Iced Earth - Framing Armageddon

1. Overture
2. Something Wicked (Part 1)
3. Invasion
4. Motivation of Man
5. Setian Massacre
6. A Charge to Keep
7. Reflections
8. Ten Thousand Strong
9. Execution
10. Order of the Rose
11. Cataclysm
12. The Clouding
13. Infiltrate and Assimilate
14. Retribution Through the Ages
15. Something Wicked (Part 2)
16. The Domino Decree
17. Framing Armageddon
18. When Stars Collide (Born is He)
19. The Awakening

Jon Schaffer - Rhythm, Bass, and Lead Guitar, Backing Vocals
Tim Owens - Lead Vocals
Brent Smedley - Drums

Gettysburg (1863) 2005
The Glorious Burden 2004
Tribute to the Gods 2002
Horror Show 2001
Something Wicked This Way Comes 1998
The Dark Saga 1996
Burnt Offerings 1995
Night of the Stormrider 1992
Iced Earth 1991

Recording info:
Recorded at Soaring Eagle Sound - Indiana, USA. February and March 2007
Produced by Jim Morris and Jon Schaffer
Engineered by Jim Morris

Troy Seele - Lead Guitar
Dennis Hayes - Bass Guitar


Understand one thing about heavy metal, the most eighties rear view mirror people see this as gold since it is very reminiscent of the eighties metal with it’s chord rythms and heavy beats and simple melodies and drumlins and also with a slightly dated sound. Iced Earth though, they sound a bit fresher then the regular eighties-wannabe but it is still rooted there but with a thematic album and some sidesteps, not many but a few like the powerful choirs in some of the choruses, that is really the strong point of the album these choruses; they are powerful and really good and they pull you into the right mood. But Schaffer and his fellows can’t really keep interest over the verses that are the absolute opposite to the choruses, they are really dull and boring as well as uninteresting.

The album through, song by song you only wait for the choruses and laugh at the times when Owens’ voice become almost as nasal as the king of nasality, Ozzy Osbourne. Still, it never reaches that level but in a few songs it is dangerously close, I must say that I miss Barlow, not that he was such an amazing singer but he brought another character and prevented in some extent the band from being a lullaby-band which I feel they are with this album. This album may be as dull as watching paint dry or reading the phone book, luckily it never gets bad just boring.

There would be some songs I could hail as better then the rest but they all feel so much the same and I just forget the entire thing every time I listen to the album, it goes in through the left ear and out of the right. I just can not see the point why Gibson signed an endorsement deal with Jon Shaffer, he can not write interesting music. I love the theme with the doomsday thing and the comparison of man spreading like a virus it is high class. “Never trust the motives of man” Owens also sings and I can’t do anything but agree with the man who I secretly dream of replacing with Matt Barlow on this album, how cool isn’t that?
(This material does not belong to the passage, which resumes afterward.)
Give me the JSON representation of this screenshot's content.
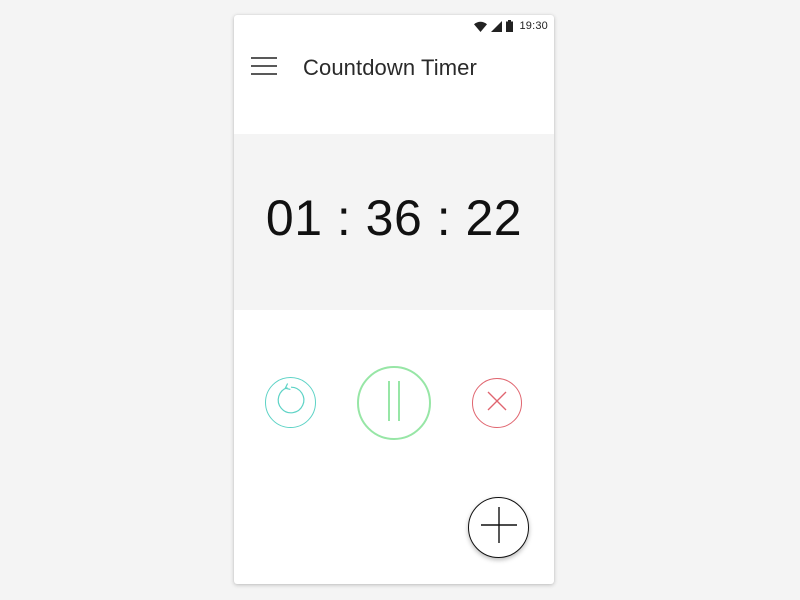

Not very you say, then you are as boring as this record. A cool thing with this album is otherwise the many songs, it is an impressive tracklist unfortunately none of them really stands out from the gray mass of tracks, too bad on such a fine theme.

I guess there is only one thing to say: better luck next time.


I’m not suprised that Iced Earth sounds like this. It’s been going in this direction all the time since the early thrash metal albums in the early 90’s. From their humble thrash the transission into the grand and magnificent power metal of today has made itself more and more obvious. Their change of vocalist from Gene Adam and John Greely into Matt Barlow, who still is the vocalist that’s been in the band the longest, resulted in a more straight heavy/power metal with lots of heaviness instead of the speedy thrash metal from earlier days. Then Schaffer changed Barlow into the occasional vocalist of Judas Priest the nail in the coffin was in it’s place. This gave the band a genuine power metal vocalist, not one of that heavy pitch Barlow sung with, and the music envolved into the grand and epic music of today inspired by symphy orchestras and choirs. Quite obvious is that Schaffer has matured from the loud and screamy music of his teenage years into something deeper and more musical and impressing that the world will remember him for – after all, he has become grey haired and reached the respectable age of 40+.

So, how does the new album from Iced Earth stand the comparasion of the previous albums? It’s okay. Doubtless a good album, grand, interesting theme and lyrics, good vocals and well written music throughout the entire album. The magnificent refrains is backed up by a well sorted army of instruments playing bridges and inputs all over and never seems to end, that is until the refrains are over.

The music isn’t ingenious nor interesting. The feeling you get of it is that it’s melancholic; as if you’ve heard it before and almost is copied from other directions. Schaffer repeats old Iced Earth music, freshes it up and then removes the old, monotonous bass and adds inspirations from bands that’s grand and magnificent.

Iced Earth in the 2000s makes heavy, epic creations inspired from film themes and classical composers, but the only thing that feels as something own is the lyrics. The rest is good, but poor and unimaginative, This is defenitely something to listen to, but in the long you probably gasp more from it than you rock to it!

official website

Label - SPV
Three similar bands - Iron Maiden/Helloween/Iron Savior
Rating: HHHHHHH Reviewer: Daniel Källmalm
Rating: HHHHHHH Reviewer: Caj Källmalm